Source data
++++++

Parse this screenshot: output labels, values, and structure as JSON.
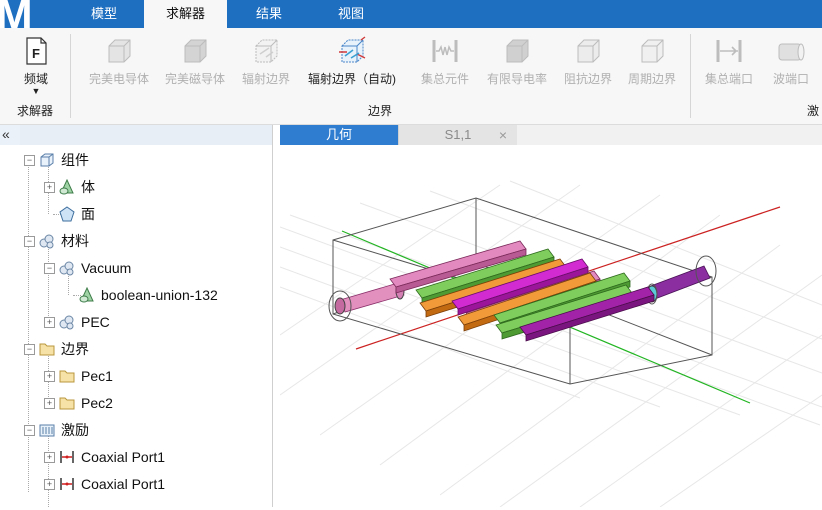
{
  "app": {
    "logo_letter": "M"
  },
  "menu": {
    "tabs": [
      "模型",
      "求解器",
      "结果",
      "视图"
    ],
    "active_index": 1
  },
  "ribbon": {
    "freq_button": {
      "icon_letter": "F",
      "label": "频域",
      "arrow": "▼"
    },
    "solver_group_label": "求解器",
    "boundary_buttons": [
      {
        "label": "完美电导体",
        "enabled": false
      },
      {
        "label": "完美磁导体",
        "enabled": false
      },
      {
        "label": "辐射边界",
        "enabled": false
      },
      {
        "label": "辐射边界（自动)",
        "enabled": true
      },
      {
        "label": "集总元件",
        "enabled": false
      },
      {
        "label": "有限导电率",
        "enabled": false
      },
      {
        "label": "阻抗边界",
        "enabled": false
      },
      {
        "label": "周期边界",
        "enabled": false
      }
    ],
    "boundary_group_label": "边界",
    "excitation_buttons": [
      {
        "label": "集总端口",
        "enabled": false
      },
      {
        "label": "波端口",
        "enabled": false
      }
    ],
    "excitation_group_label_partial": "激"
  },
  "tree": {
    "collapse_glyph": "«",
    "items": [
      {
        "label": "组件",
        "icon": "component-icon",
        "level": 0,
        "toggle": "minus"
      },
      {
        "label": "体",
        "icon": "solid-body-icon",
        "level": 1,
        "toggle": "plus"
      },
      {
        "label": "面",
        "icon": "face-icon",
        "level": 1,
        "toggle": "none"
      },
      {
        "label": "材料",
        "icon": "material-icon",
        "level": 0,
        "toggle": "minus"
      },
      {
        "label": "Vacuum",
        "icon": "material-icon",
        "level": 1,
        "toggle": "minus"
      },
      {
        "label": "boolean-union-132",
        "icon": "solid-body-icon",
        "level": 2,
        "toggle": "none"
      },
      {
        "label": "PEC",
        "icon": "material-icon",
        "level": 1,
        "toggle": "plus"
      },
      {
        "label": "边界",
        "icon": "folder-icon",
        "level": 0,
        "toggle": "minus"
      },
      {
        "label": "Pec1",
        "icon": "folder-icon",
        "level": 1,
        "toggle": "plus"
      },
      {
        "label": "Pec2",
        "icon": "folder-icon",
        "level": 1,
        "toggle": "plus"
      },
      {
        "label": "激励",
        "icon": "excitation-icon",
        "level": 0,
        "toggle": "minus"
      },
      {
        "label": "Coaxial Port1",
        "icon": "port-icon",
        "level": 1,
        "toggle": "plus"
      },
      {
        "label": "Coaxial Port1",
        "icon": "port-icon",
        "level": 1,
        "toggle": "plus"
      }
    ]
  },
  "view_tabs": [
    {
      "label": "几何",
      "active": true
    },
    {
      "label": "S1,1",
      "active": false,
      "close": "×"
    }
  ],
  "colors": {
    "menu_bar": "#1f6fc1",
    "active_view_tab": "#2f7dd0",
    "bar_green": "#6cc04a",
    "bar_pink": "#d9699f",
    "bar_orange": "#e8821a",
    "bar_magenta": "#c31bc3",
    "bar_purple": "#7a1a8c",
    "axis_red": "#cc2222",
    "axis_green": "#22b522"
  }
}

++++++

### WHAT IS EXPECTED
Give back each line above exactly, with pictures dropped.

### SOLUTION FOR THIS EXERCISE
Parse this screenshot: output labels, values, and structure as JSON.
{
  "app": {
    "logo_letter": "M"
  },
  "menu": {
    "tabs": [
      "模型",
      "求解器",
      "结果",
      "视图"
    ],
    "active_index": 1
  },
  "ribbon": {
    "freq_button": {
      "icon_letter": "F",
      "label": "频域",
      "arrow": "▼"
    },
    "solver_group_label": "求解器",
    "boundary_buttons": [
      {
        "label": "完美电导体",
        "enabled": false
      },
      {
        "label": "完美磁导体",
        "enabled": false
      },
      {
        "label": "辐射边界",
        "enabled": false
      },
      {
        "label": "辐射边界（自动)",
        "enabled": true
      },
      {
        "label": "集总元件",
        "enabled": false
      },
      {
        "label": "有限导电率",
        "enabled": false
      },
      {
        "label": "阻抗边界",
        "enabled": false
      },
      {
        "label": "周期边界",
        "enabled": false
      }
    ],
    "boundary_group_label": "边界",
    "excitation_buttons": [
      {
        "label": "集总端口",
        "enabled": false
      },
      {
        "label": "波端口",
        "enabled": false
      }
    ],
    "excitation_group_label_partial": "激"
  },
  "tree": {
    "collapse_glyph": "«",
    "items": [
      {
        "label": "组件",
        "icon": "component-icon",
        "level": 0,
        "toggle": "minus"
      },
      {
        "label": "体",
        "icon": "solid-body-icon",
        "level": 1,
        "toggle": "plus"
      },
      {
        "label": "面",
        "icon": "face-icon",
        "level": 1,
        "toggle": "none"
      },
      {
        "label": "材料",
        "icon": "material-icon",
        "level": 0,
        "toggle": "minus"
      },
      {
        "label": "Vacuum",
        "icon": "material-icon",
        "level": 1,
        "toggle": "minus"
      },
      {
        "label": "boolean-union-132",
        "icon": "solid-body-icon",
        "level": 2,
        "toggle": "none"
      },
      {
        "label": "PEC",
        "icon": "material-icon",
        "level": 1,
        "toggle": "plus"
      },
      {
        "label": "边界",
        "icon": "folder-icon",
        "level": 0,
        "toggle": "minus"
      },
      {
        "label": "Pec1",
        "icon": "folder-icon",
        "level": 1,
        "toggle": "plus"
      },
      {
        "label": "Pec2",
        "icon": "folder-icon",
        "level": 1,
        "toggle": "plus"
      },
      {
        "label": "激励",
        "icon": "excitation-icon",
        "level": 0,
        "toggle": "minus"
      },
      {
        "label": "Coaxial Port1",
        "icon": "port-icon",
        "level": 1,
        "toggle": "plus"
      },
      {
        "label": "Coaxial Port1",
        "icon": "port-icon",
        "level": 1,
        "toggle": "plus"
      }
    ]
  },
  "view_tabs": [
    {
      "label": "几何",
      "active": true
    },
    {
      "label": "S1,1",
      "active": false,
      "close": "×"
    }
  ],
  "colors": {
    "menu_bar": "#1f6fc1",
    "active_view_tab": "#2f7dd0",
    "bar_green": "#6cc04a",
    "bar_pink": "#d9699f",
    "bar_orange": "#e8821a",
    "bar_magenta": "#c31bc3",
    "bar_purple": "#7a1a8c",
    "axis_red": "#cc2222",
    "axis_green": "#22b522"
  }
}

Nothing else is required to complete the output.